A century after Tolstoy’s letter, in 2009 Wangari Maathai had The Challenge for Africa published. It’s a more sophisticated argument/case than Tolstoy’s as it addresses why people allow themselves to be controlled by others. And as with Tolstoy’s ‘simple’ solution, Maathai’s also seems to be too challenging for today’s generations across the globe. We seem to know what to do, but something keeps us from doing so… will historians examining the past ever discover what this obstacle is and if so, will we be able to overcome it?

Folk tellers

Herman Charles Bosman was a South African author, born 5 February 1905, died 14 October 1951. He became one of South Africa’s greatest authors capturing the essence of the backvelder or rural Boer. At 9 years of age he was too young to participate in the First World War but being in Johannesburg would no doubt have been caught up in the tensions prevailing with the January 1914 strike and the October 1914 rebellion. He attended Jeppe High School, which has military links through the Scottish/Irish band. During this time he most likely witnessed the 1922 miner strike which affected the East Rand and Johannesburg.

He studied English at Wits University before going to Groot Marico where he was a teacher. In 1926, on holiday, aged 21, he accidentally shot his step-brother and was sentenced to 10 years hard labour having been reprieved of the death sentence. In 1930 he was released on parole. In prison he started writing his ‘Oom Schalk Lourens’ short stories. Roy Campbell, SA poet, considered ‘Mafeking Road’, broadcast on BBC in 1942, to be some of the best stories to come out of South Africa.

By all accounts he was an outspoken journalist and was often in trouble for his outspoken comments. He is one of my favourite authors capturing a section of South African culture as no one else, of a time which coincides with my history research. He’s been one of those characters I’ve wanted to find out more about and as two articles recently come to light, it seemed appropriate to share. Reading these articles has also shown how accounts [includes archive catalogue] of the past become inflated – I’d always understood Bosman spent time in Groot Marico as part of his punishment and that it was there he shot his brother.

I have no idea how non-South Africans would see his work and no doubt today much of his writing would be seen as politically incorrect, but as Johnny Masilela is quoted as saying ‘it will be a great tragedy for the creative process if […] we deny our children the opportunity to read Bosman with his very wry sense of humour’ and I would add insight to a culture now long gone. And in case you thought this quote was a one-off, this is rather illuminating.

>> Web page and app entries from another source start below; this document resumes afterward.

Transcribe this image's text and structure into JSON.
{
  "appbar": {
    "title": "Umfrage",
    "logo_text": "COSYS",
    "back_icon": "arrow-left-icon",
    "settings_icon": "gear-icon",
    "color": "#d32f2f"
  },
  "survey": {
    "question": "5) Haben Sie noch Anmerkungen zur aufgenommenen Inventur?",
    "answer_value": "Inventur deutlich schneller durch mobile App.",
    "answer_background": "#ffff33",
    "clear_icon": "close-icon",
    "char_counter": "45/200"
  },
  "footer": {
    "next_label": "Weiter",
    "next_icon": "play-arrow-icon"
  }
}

His equivalent today would be David Kramer who has captured a cross section of voices and lifestyles from the Cape and old Transvaal.